[REQUIRED ACTION] From the first line to the last, copy the data exactly.

── RECORDS TO USE

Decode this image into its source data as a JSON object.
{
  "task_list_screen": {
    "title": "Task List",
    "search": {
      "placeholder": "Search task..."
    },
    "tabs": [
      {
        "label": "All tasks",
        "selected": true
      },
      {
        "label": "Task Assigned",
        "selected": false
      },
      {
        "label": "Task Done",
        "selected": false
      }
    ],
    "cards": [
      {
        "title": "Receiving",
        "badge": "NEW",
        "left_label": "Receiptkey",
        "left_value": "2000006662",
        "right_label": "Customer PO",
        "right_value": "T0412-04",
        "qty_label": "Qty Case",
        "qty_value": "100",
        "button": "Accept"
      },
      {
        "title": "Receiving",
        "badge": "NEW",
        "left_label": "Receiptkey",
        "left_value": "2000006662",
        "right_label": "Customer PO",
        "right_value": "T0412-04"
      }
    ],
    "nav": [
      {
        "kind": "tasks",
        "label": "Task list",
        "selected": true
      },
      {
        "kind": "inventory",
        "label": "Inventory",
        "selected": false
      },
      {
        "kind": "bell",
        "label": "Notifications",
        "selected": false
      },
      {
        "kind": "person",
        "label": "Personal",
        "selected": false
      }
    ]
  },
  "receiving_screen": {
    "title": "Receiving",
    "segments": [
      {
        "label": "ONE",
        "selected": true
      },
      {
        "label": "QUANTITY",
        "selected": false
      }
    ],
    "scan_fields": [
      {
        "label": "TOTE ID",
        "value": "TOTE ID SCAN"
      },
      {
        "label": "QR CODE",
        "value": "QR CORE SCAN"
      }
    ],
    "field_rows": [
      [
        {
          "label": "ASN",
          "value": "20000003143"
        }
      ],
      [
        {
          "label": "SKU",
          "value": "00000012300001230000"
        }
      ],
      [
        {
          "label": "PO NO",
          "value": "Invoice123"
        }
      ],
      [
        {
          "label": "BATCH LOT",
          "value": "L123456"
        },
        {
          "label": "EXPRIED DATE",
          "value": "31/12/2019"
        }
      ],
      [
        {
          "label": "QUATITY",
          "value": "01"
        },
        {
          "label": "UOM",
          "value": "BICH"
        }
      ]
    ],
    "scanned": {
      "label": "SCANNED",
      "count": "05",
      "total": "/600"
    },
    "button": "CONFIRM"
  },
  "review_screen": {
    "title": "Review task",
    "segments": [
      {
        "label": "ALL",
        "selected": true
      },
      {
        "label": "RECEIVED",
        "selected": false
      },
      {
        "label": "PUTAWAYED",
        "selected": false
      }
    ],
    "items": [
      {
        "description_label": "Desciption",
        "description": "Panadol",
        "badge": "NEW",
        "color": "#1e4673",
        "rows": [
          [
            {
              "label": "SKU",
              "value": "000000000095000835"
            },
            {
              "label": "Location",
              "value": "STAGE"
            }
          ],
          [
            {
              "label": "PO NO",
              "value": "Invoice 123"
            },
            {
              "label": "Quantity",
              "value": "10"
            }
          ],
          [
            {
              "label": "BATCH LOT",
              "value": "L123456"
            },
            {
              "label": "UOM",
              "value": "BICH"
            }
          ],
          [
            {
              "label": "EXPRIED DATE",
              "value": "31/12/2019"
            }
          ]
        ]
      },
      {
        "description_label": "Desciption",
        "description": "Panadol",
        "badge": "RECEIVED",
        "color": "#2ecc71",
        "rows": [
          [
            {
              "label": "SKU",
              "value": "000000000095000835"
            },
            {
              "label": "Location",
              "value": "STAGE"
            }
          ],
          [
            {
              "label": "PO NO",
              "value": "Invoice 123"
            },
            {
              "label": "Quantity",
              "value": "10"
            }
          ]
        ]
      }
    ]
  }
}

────

[SOLUTION BELOW]
Decode this image into its source data as a JSON object.
{
  "task_list_screen": {
    "title": "Task List",
    "search": {
      "placeholder": "Search task..."
    },
    "tabs": [
      {
        "label": "All tasks",
        "selected": true
      },
      {
        "label": "Task Assigned",
        "selected": false
      },
      {
        "label": "Task Done",
        "selected": false
      }
    ],
    "cards": [
      {
        "title": "Receiving",
        "badge": "NEW",
        "left_label": "Receiptkey",
        "left_value": "2000006662",
        "right_label": "Customer PO",
        "right_value": "T0412-04",
        "qty_label": "Qty Case",
        "qty_value": "100",
        "button": "Accept"
      },
      {
        "title": "Receiving",
        "badge": "NEW",
        "left_label": "Receiptkey",
        "left_value": "2000006662",
        "right_label": "Customer PO",
        "right_value": "T0412-04"
      }
    ],
    "nav": [
      {
        "kind": "tasks",
        "label": "Task list",
        "selected": true
      },
      {
        "kind": "inventory",
        "label": "Inventory",
        "selected": false
      },
      {
        "kind": "bell",
        "label": "Notifications",
        "selected": false
      },
      {
        "kind": "person",
        "label": "Personal",
        "selected": false
      }
    ]
  },
  "receiving_screen": {
    "title": "Receiving",
    "segments": [
      {
        "label": "ONE",
        "selected": true
      },
      {
        "label": "QUANTITY",
        "selected": false
      }
    ],
    "scan_fields": [
      {
        "label": "TOTE ID",
        "value": "TOTE ID SCAN"
      },
      {
        "label": "QR CODE",
        "value": "QR CORE SCAN"
      }
    ],
    "field_rows": [
      [
        {
          "label": "ASN",
          "value": "20000003143"
        }
      ],
      [
        {
          "label": "SKU",
          "value": "00000012300001230000"
        }
      ],
      [
        {
          "label": "PO NO",
          "value": "Invoice123"
        }
      ],
      [
        {
          "label": "BATCH LOT",
          "value": "L123456"
        },
        {
          "label": "EXPRIED DATE",
          "value": "31/12/2019"
        }
      ],
      [
        {
          "label": "QUATITY",
          "value": "01"
        },
        {
          "label": "UOM",
          "value": "BICH"
        }
      ]
    ],
    "scanned": {
      "label": "SCANNED",
      "count": "05",
      "total": "/600"
    },
    "button": "CONFIRM"
  },
  "review_screen": {
    "title": "Review task",
    "segments": [
      {
        "label": "ALL",
        "selected": true
      },
      {
        "label": "RECEIVED",
        "selected": false
      },
      {
        "label": "PUTAWAYED",
        "selected": false
      }
    ],
    "items": [
      {
        "description_label": "Desciption",
        "description": "Panadol",
        "badge": "NEW",
        "color": "#1e4673",
        "rows": [
          [
            {
              "label": "SKU",
              "value": "000000000095000835"
            },
            {
              "label": "Location",
              "value": "STAGE"
            }
          ],
          [
            {
              "label": "PO NO",
              "value": "Invoice 123"
            },
            {
              "label": "Quantity",
              "value": "10"
            }
          ],
          [
            {
              "label": "BATCH LOT",
              "value": "L123456"
            },
            {
              "label": "UOM",
              "value": "BICH"
            }
          ],
          [
            {
              "label": "EXPRIED DATE",
              "value": "31/12/2019"
            }
          ]
        ]
      },
      {
        "description_label": "Desciption",
        "description": "Panadol",
        "badge": "RECEIVED",
        "color": "#2ecc71",
        "rows": [
          [
            {
              "label": "SKU",
              "value": "000000000095000835"
            },
            {
              "label": "Location",
              "value": "STAGE"
            }
          ],
          [
            {
              "label": "PO NO",
              "value": "Invoice 123"
            },
            {
              "label": "Quantity",
              "value": "10"
            }
          ]
        ]
      }
    ]
  }
}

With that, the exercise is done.